Although it has been said that breakfast is the most important meal of the day but, in Bolivia lunch is the main meal of day. It usually includes soup and a main dish. The potato is the main staple, served at most meals, sometimes with rice or noodles. Bolivian food is not often spicy, but a sauce "la llajwa" is usually available which is made with tomato and locoto (hot chilies). (http://www.languagecrossing.com/Destinations/Bolivia/Food_of_Bolivia/)Traditional Bolivian food uses meat in a lot of dishes, and this meat is either fried or boiled. Bolivians also use fish like Trout as a main protein in their dishes. Breakfast (desayuno)
Bolivians tend to eat a very simple breakfast, usually consisting of tea or sometimes coffee, and marraqueta bread rolls. Occasionally, cheese, honey or jam is taken. A more native breakfast beverage is api, also known as chicha morada, served hot. In the market of Copacabana, buñuelos, drizzled with cane syrup, are an extremely popular breakfast treat. Much like in the U.S., children are often served breakfast cereal and milk in the morning. This sort of breakfast is becoming popular with Bolivian adults as well.
Since breakfast is usually very light and simple, the customary Bolivian snack at 10:30 AM is an empanada known as the salteña, often consumed with more api, coffee, or a soft drink such as a Coca-Cola or a Papaya Salvietti.
Almuerzo is the most important meal of the Bolivian day, so much so that daily life tends
to revolve around it. Workers return home to dine on sopa y segundo, the obligatory course order. Sometimes a green salad is offered as an opener, then soup, then the main course. Lunch is taken at a leisurely pace and is traditionally followed by a nap, the oft-referred siesta.

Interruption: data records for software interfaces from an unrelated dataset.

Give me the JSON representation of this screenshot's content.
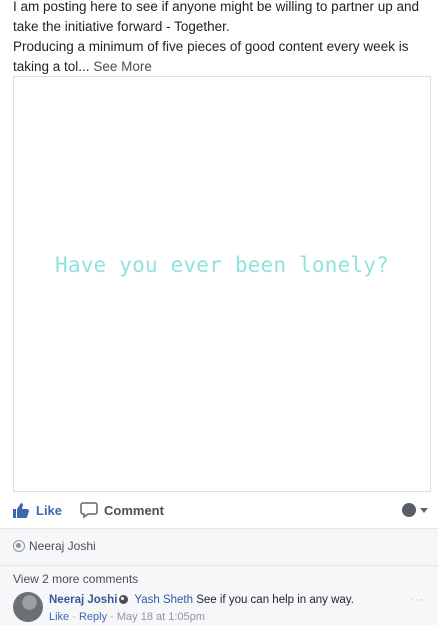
{
  "post": {
    "line1": "I am posting here to see if anyone might be willing to partner up and take the initiative forward - Together.",
    "line2": "Producing a minimum of five pieces of good content every week is taking a tol...",
    "see_more": "See More"
  },
  "media": {
    "caption": "Have you ever been lonely?",
    "caption_color": "#8fe3de"
  },
  "actions": {
    "like_label": "Like",
    "comment_label": "Comment",
    "like_color": "#4267b2",
    "like_icon": "thumbs-up-icon",
    "comment_icon": "speech-bubble-icon",
    "audience_icon": "avatar-dropdown-icon"
  },
  "reactions": {
    "reactor_name": "Neeraj Joshi"
  },
  "comments": {
    "view_more": "View 2 more comments",
    "items": [
      {
        "author": "Neeraj Joshi",
        "mention": "Yash Sheth",
        "text": "See if you can help in any way.",
        "like": "Like",
        "reply": "Reply",
        "time": "May 18 at 1:05pm",
        "more_icon": "ellipsis-icon"
      }
    ]
  }
}
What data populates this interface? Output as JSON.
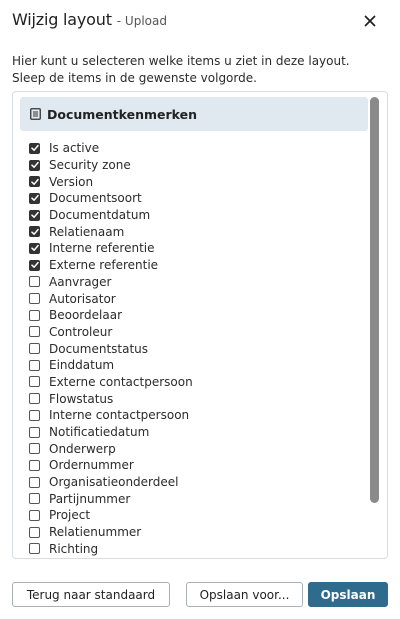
{
  "dialog": {
    "title": "Wijzig layout",
    "subtitle": "- Upload",
    "intro": "Hier kunt u selecteren welke items u ziet in deze layout. Sleep de items in de gewenste volgorde."
  },
  "section": {
    "title": "Documentkenmerken"
  },
  "items": [
    {
      "label": "Is active",
      "checked": true
    },
    {
      "label": "Security zone",
      "checked": true
    },
    {
      "label": "Version",
      "checked": true
    },
    {
      "label": "Documentsoort",
      "checked": true
    },
    {
      "label": "Documentdatum",
      "checked": true
    },
    {
      "label": "Relatienaam",
      "checked": true
    },
    {
      "label": "Interne referentie",
      "checked": true
    },
    {
      "label": "Externe referentie",
      "checked": true
    },
    {
      "label": "Aanvrager",
      "checked": false
    },
    {
      "label": "Autorisator",
      "checked": false
    },
    {
      "label": "Beoordelaar",
      "checked": false
    },
    {
      "label": "Controleur",
      "checked": false
    },
    {
      "label": "Documentstatus",
      "checked": false
    },
    {
      "label": "Einddatum",
      "checked": false
    },
    {
      "label": "Externe contactpersoon",
      "checked": false
    },
    {
      "label": "Flowstatus",
      "checked": false
    },
    {
      "label": "Interne contactpersoon",
      "checked": false
    },
    {
      "label": "Notificatiedatum",
      "checked": false
    },
    {
      "label": "Onderwerp",
      "checked": false
    },
    {
      "label": "Ordernummer",
      "checked": false
    },
    {
      "label": "Organisatieonderdeel",
      "checked": false
    },
    {
      "label": "Partijnummer",
      "checked": false
    },
    {
      "label": "Project",
      "checked": false
    },
    {
      "label": "Relatienummer",
      "checked": false
    },
    {
      "label": "Richting",
      "checked": false
    }
  ],
  "footer": {
    "reset_label": "Terug naar standaard",
    "save_as_label": "Opslaan voor...",
    "save_label": "Opslaan"
  },
  "colors": {
    "primary": "#2e6b8d",
    "section_bg": "#dfe9ef",
    "scrollbar": "#8a8a8a"
  },
  "icons": {
    "close": "close-icon",
    "section": "document-icon",
    "check": "check-icon"
  }
}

Strangely, and very much like the British, Bolivians observe an afternoon tea break. Cups of black tea are usually taken with biscuits such as galletas...